To fill the spiritual and educational void of post-revolutionary France, Blessed Father Basil Moreau founded the Congregation of Holy Cross in 1837. Blessed Moreau called on the priests and brothers of Holy Cross to educate "both mind and heart," principally in schools, parishes and in mission territories.

We shall always place education side by side with instruction:  the mind will not be cultivated at the expense of the heart. While we prepare useful citizens for society, we shall likewise do our utmost to prepare citizens for heaven.

In 1841, Blessed Father Moreau sent Father Edward Sorin and six brothers to the United States. In 1842, they founded the University of Notre Dame du Lac, the first permanent foundation of the Congregation in the United States.

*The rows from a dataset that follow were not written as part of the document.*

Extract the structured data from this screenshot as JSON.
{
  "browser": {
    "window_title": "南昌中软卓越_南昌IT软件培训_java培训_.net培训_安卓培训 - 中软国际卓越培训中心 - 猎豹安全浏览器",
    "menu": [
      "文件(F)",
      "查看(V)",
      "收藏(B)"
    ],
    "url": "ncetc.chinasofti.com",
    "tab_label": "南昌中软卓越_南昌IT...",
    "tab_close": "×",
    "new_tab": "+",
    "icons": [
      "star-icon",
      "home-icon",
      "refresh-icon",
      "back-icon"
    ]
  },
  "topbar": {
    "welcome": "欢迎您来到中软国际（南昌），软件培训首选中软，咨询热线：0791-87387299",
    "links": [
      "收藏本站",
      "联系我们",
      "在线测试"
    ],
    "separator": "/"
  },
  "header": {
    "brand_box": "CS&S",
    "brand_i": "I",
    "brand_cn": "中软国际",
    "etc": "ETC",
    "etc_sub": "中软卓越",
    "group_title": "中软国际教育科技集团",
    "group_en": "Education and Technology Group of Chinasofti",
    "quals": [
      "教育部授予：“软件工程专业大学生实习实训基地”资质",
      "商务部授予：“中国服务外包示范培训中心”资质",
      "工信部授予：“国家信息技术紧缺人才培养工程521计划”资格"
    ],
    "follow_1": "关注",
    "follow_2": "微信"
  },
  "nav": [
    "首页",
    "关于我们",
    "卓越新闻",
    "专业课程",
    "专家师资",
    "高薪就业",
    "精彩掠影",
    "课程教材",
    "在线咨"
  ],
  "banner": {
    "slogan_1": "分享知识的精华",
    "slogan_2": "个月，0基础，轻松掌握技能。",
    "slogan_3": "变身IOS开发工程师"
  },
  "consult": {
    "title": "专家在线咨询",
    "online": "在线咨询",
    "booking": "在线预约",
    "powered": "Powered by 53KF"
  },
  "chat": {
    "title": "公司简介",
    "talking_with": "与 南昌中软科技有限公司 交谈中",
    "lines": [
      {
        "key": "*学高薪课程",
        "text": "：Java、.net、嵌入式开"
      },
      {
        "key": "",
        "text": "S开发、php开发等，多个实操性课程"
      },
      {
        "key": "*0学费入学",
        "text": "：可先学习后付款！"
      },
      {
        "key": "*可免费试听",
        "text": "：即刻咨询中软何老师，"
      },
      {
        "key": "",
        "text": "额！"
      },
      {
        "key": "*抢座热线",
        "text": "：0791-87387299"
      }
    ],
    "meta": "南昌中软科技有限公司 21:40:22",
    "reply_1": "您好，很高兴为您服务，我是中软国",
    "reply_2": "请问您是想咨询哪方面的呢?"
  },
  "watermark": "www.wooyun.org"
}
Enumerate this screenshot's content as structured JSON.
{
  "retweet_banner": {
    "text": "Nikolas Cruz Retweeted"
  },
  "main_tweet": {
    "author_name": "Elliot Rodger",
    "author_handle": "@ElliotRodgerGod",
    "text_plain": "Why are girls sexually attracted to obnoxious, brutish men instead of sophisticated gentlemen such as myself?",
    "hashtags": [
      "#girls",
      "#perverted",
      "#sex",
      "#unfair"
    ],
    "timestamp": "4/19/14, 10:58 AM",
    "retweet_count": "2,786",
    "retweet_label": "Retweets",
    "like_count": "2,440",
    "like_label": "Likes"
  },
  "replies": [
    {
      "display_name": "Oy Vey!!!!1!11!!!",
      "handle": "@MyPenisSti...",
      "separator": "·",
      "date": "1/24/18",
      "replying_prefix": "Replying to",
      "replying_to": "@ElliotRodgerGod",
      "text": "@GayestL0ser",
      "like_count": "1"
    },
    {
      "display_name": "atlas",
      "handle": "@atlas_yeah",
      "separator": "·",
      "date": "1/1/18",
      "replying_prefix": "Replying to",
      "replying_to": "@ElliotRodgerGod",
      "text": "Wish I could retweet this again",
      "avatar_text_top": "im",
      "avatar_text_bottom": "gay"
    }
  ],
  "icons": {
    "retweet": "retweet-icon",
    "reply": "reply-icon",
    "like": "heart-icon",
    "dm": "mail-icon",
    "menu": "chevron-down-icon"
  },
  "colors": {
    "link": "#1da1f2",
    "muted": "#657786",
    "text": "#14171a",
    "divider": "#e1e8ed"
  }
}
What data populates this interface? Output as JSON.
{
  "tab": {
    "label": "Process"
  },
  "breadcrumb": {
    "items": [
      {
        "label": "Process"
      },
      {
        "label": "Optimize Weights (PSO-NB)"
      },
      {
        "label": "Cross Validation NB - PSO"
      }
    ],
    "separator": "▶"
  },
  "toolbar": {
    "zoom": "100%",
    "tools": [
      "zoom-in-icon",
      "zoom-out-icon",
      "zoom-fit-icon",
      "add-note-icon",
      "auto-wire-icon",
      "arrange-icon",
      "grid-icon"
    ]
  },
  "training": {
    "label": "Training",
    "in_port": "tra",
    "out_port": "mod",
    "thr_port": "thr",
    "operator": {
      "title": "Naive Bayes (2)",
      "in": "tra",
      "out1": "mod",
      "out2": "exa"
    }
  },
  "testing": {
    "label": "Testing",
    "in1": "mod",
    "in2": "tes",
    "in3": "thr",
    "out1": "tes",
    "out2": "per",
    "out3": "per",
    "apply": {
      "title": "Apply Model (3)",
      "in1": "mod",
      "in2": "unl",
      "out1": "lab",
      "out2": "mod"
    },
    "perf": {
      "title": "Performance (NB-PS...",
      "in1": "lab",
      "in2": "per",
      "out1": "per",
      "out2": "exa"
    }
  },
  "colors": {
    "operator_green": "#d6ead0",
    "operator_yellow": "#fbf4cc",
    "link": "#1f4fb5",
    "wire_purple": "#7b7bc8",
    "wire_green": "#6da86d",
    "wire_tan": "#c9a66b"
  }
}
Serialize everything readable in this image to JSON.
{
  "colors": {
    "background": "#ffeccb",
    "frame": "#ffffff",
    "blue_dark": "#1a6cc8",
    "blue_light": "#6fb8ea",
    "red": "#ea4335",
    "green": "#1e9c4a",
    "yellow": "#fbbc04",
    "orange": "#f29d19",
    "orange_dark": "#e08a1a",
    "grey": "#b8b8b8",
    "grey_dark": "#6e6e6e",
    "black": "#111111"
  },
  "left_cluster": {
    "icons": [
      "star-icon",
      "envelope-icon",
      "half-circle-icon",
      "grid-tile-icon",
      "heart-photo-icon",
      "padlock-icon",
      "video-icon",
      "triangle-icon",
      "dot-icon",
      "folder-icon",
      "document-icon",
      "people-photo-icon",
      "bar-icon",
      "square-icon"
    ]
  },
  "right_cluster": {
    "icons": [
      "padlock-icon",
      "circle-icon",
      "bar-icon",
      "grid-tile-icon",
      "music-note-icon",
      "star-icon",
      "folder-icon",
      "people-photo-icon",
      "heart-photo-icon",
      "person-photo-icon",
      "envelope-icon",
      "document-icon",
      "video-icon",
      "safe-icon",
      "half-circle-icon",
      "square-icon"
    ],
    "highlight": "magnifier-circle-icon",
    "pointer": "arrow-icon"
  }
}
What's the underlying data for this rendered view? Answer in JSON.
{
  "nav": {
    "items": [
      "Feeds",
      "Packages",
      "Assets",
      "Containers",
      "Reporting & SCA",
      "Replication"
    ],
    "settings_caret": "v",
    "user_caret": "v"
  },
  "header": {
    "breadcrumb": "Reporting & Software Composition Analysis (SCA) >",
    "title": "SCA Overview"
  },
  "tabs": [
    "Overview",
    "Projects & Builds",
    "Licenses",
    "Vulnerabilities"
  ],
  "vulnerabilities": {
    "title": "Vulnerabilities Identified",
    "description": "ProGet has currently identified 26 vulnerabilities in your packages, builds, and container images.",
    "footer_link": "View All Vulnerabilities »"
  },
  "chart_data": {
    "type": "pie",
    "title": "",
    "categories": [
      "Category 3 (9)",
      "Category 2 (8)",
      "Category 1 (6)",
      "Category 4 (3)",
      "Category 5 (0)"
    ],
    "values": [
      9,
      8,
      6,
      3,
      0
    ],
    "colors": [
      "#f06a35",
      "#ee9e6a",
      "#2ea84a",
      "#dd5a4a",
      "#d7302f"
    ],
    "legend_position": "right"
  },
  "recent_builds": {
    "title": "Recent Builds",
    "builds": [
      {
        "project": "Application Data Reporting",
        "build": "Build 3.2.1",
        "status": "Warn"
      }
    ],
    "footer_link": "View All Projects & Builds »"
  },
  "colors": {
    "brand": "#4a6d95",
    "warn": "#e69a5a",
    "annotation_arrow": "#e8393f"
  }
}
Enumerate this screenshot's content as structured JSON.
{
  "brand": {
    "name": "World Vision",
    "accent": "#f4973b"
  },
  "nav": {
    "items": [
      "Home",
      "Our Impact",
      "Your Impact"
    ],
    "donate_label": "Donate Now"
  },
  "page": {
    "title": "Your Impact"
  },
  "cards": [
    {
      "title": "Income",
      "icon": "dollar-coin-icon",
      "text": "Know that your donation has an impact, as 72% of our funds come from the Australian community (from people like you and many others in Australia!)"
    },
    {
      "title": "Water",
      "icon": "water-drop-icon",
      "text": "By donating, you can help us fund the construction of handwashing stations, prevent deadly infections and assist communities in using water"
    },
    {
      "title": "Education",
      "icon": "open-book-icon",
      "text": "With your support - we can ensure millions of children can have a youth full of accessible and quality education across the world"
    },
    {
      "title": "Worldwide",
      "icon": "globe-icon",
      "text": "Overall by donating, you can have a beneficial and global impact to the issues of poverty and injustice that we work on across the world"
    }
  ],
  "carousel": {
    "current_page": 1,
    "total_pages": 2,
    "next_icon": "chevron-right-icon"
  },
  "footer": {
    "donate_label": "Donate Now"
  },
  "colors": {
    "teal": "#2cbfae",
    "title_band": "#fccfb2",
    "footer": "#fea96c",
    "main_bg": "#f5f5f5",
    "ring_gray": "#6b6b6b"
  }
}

In 1946, the Congregation of Holy Cross accepted the invitation of Bishop William J. Hafey of Scranton to begin an independent four year college for men in Wilkes-Barre. Through its courses of study, sons of coal miners and men returning from the war were to be given a broad-based liberal education in the Catholic tradition that was to provide intellectual, moral and spiritual preparation to assist them in leading satisfying and purposeful lives. In the words of its founding President, Father James Connerton, CSC, "King’s teaches students not only how to make a living, but how to live." As years passed and the college flourished, the mission of the school continued to educate countless numbers of first generation college students.

Major changes have occurred since the founding of King’s College, including the admittance of women in 1970. With an ever-expanding campus, the college offers 35 academic majors, 19 NCAA Division III athletic programs and over 50 student clubs and activities.

As a Catholic college in the tradition of the Congregation of Holy Cross, King’s College welcomes students of all faiths into its community.